[PROVIDED RECORDS Boundary: Start]

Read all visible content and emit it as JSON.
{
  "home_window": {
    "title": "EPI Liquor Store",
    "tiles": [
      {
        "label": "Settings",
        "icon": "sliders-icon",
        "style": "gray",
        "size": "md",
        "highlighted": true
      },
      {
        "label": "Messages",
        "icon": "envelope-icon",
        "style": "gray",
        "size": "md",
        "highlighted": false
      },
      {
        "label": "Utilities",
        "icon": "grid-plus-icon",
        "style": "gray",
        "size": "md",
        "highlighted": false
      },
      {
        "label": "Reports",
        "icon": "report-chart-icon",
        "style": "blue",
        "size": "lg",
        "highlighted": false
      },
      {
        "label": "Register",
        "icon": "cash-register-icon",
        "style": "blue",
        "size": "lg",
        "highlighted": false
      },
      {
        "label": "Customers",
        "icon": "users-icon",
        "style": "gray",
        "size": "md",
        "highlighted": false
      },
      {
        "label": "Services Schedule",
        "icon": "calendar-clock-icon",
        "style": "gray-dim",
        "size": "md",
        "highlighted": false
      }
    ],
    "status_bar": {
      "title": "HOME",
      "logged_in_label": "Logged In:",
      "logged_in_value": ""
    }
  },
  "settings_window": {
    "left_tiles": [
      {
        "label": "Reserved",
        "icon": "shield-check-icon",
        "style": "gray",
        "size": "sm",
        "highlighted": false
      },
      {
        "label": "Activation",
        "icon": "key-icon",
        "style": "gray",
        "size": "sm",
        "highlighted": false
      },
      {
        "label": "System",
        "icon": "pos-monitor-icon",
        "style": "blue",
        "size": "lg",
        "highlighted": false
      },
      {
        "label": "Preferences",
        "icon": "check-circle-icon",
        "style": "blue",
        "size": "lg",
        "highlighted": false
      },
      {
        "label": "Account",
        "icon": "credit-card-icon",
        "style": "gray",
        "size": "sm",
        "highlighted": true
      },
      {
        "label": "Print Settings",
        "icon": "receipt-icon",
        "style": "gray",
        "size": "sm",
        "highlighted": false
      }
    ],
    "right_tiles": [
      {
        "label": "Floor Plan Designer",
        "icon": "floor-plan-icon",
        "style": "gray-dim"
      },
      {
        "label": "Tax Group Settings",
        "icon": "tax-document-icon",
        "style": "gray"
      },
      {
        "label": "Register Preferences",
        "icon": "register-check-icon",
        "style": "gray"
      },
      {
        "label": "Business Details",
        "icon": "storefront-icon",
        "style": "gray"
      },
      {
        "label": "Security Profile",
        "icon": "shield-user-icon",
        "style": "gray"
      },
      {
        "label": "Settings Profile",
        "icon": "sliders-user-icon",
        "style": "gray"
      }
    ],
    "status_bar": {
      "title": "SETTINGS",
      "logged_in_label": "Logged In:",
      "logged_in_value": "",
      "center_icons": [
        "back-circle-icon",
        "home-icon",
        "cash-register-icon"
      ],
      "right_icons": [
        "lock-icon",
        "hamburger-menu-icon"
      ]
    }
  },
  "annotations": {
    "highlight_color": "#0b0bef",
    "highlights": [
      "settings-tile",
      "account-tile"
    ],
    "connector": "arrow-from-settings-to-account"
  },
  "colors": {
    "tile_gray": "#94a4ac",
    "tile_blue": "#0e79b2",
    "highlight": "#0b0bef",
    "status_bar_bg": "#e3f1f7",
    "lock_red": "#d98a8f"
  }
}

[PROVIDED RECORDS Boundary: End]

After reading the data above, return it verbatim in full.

» **WRITTEN REPLY**:
Read all visible content and emit it as JSON.
{
  "home_window": {
    "title": "EPI Liquor Store",
    "tiles": [
      {
        "label": "Settings",
        "icon": "sliders-icon",
        "style": "gray",
        "size": "md",
        "highlighted": true
      },
      {
        "label": "Messages",
        "icon": "envelope-icon",
        "style": "gray",
        "size": "md",
        "highlighted": false
      },
      {
        "label": "Utilities",
        "icon": "grid-plus-icon",
        "style": "gray",
        "size": "md",
        "highlighted": false
      },
      {
        "label": "Reports",
        "icon": "report-chart-icon",
        "style": "blue",
        "size": "lg",
        "highlighted": false
      },
      {
        "label": "Register",
        "icon": "cash-register-icon",
        "style": "blue",
        "size": "lg",
        "highlighted": false
      },
      {
        "label": "Customers",
        "icon": "users-icon",
        "style": "gray",
        "size": "md",
        "highlighted": false
      },
      {
        "label": "Services Schedule",
        "icon": "calendar-clock-icon",
        "style": "gray-dim",
        "size": "md",
        "highlighted": false
      }
    ],
    "status_bar": {
      "title": "HOME",
      "logged_in_label": "Logged In:",
      "logged_in_value": ""
    }
  },
  "settings_window": {
    "left_tiles": [
      {
        "label": "Reserved",
        "icon": "shield-check-icon",
        "style": "gray",
        "size": "sm",
        "highlighted": false
      },
      {
        "label": "Activation",
        "icon": "key-icon",
        "style": "gray",
        "size": "sm",
        "highlighted": false
      },
      {
        "label": "System",
        "icon": "pos-monitor-icon",
        "style": "blue",
        "size": "lg",
        "highlighted": false
      },
      {
        "label": "Preferences",
        "icon": "check-circle-icon",
        "style": "blue",
        "size": "lg",
        "highlighted": false
      },
      {
        "label": "Account",
        "icon": "credit-card-icon",
        "style": "gray",
        "size": "sm",
        "highlighted": true
      },
      {
        "label": "Print Settings",
        "icon": "receipt-icon",
        "style": "gray",
        "size": "sm",
        "highlighted": false
      }
    ],
    "right_tiles": [
      {
        "label": "Floor Plan Designer",
        "icon": "floor-plan-icon",
        "style": "gray-dim"
      },
      {
        "label": "Tax Group Settings",
        "icon": "tax-document-icon",
        "style": "gray"
      },
      {
        "label": "Register Preferences",
        "icon": "register-check-icon",
        "style": "gray"
      },
      {
        "label": "Business Details",
        "icon": "storefront-icon",
        "style": "gray"
      },
      {
        "label": "Security Profile",
        "icon": "shield-user-icon",
        "style": "gray"
      },
      {
        "label": "Settings Profile",
        "icon": "sliders-user-icon",
        "style": "gray"
      }
    ],
    "status_bar": {
      "title": "SETTINGS",
      "logged_in_label": "Logged In:",
      "logged_in_value": "",
      "center_icons": [
        "back-circle-icon",
        "home-icon",
        "cash-register-icon"
      ],
      "right_icons": [
        "lock-icon",
        "hamburger-menu-icon"
      ]
    }
  },
  "annotations": {
    "highlight_color": "#0b0bef",
    "highlights": [
      "settings-tile",
      "account-tile"
    ],
    "connector": "arrow-from-settings-to-account"
  },
  "colors": {
    "tile_gray": "#94a4ac",
    "tile_blue": "#0e79b2",
    "highlight": "#0b0bef",
    "status_bar_bg": "#e3f1f7",
    "lock_red": "#d98a8f"
  }
}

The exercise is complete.